Dr. O'Malley at the ChArt Event
Dr. O’Malley, frame of hearts set behind her, ended her presentation with a quote from Elie Wiesel, the Holocaust survivor, author and advocate, that cautioned against the perils of indifference. Wiesel’s quote was followed by Dr. O’Malley’s own poignant closing: “Healing heartbreak in medicine isn’t accomplished through developing indifference, building a wall or hardening our hearts, but rather from appreciating the art and imperfection of what we do every day with our practice — hearing our patients and ourselves as we experience this mysterious and transformative journey together,” she said.

Research has shown that arts and humanities can bridge us to new perspectives and viewpoints. That exploration of humanity — our own, as well as that of others — can make a tremendous difference in our drive to be compassionate and altruistic. Characteristics such as these are not only the hallmarks of a truly great physician, but they are the cornerstones of building an inclusive and caring campus community where everyone feels welcome.

About the College

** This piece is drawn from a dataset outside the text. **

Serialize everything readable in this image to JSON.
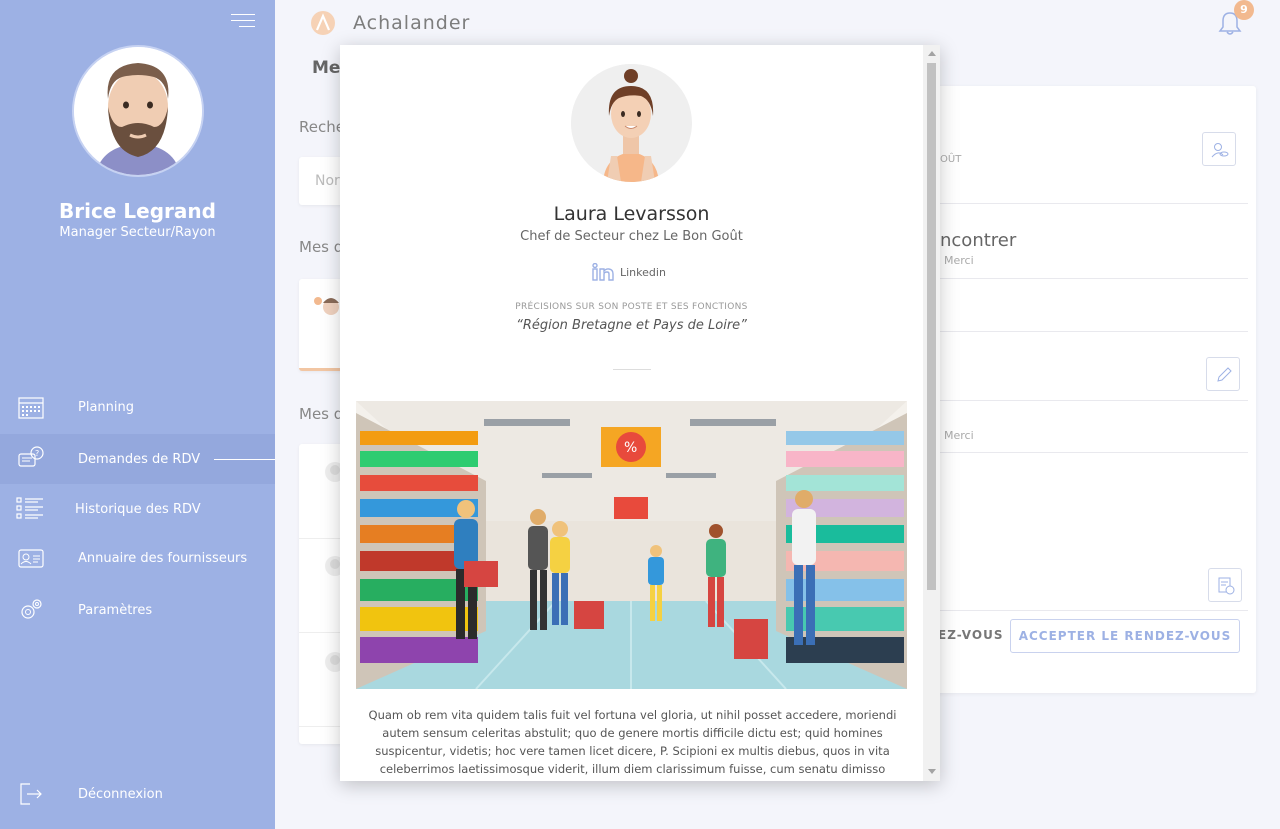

Founded in 2007, the University of Arizona College of Medicine – Phoenix inspires and trains exemplary physicians, scientists and leaders to optimize health and health care in Arizona and beyond. By cultivating collaborative research locally and globally, the college accelerates discovery in a number of critical areas — including cancer, stroke, traumatic brain injury and cardiovascular disease. Championed as a student-centric campus, the college has graduated 593 physicians, all of whom received exceptional training from nine clinical partners and more than 2,400 diverse faculty members. As the anchor to the Phoenix Biomedical Campus, which is projected to have an economic impact of $3.1 billion by 2025, the college prides itself on engaging with the community, fostering education, inclusion, access and advocacy.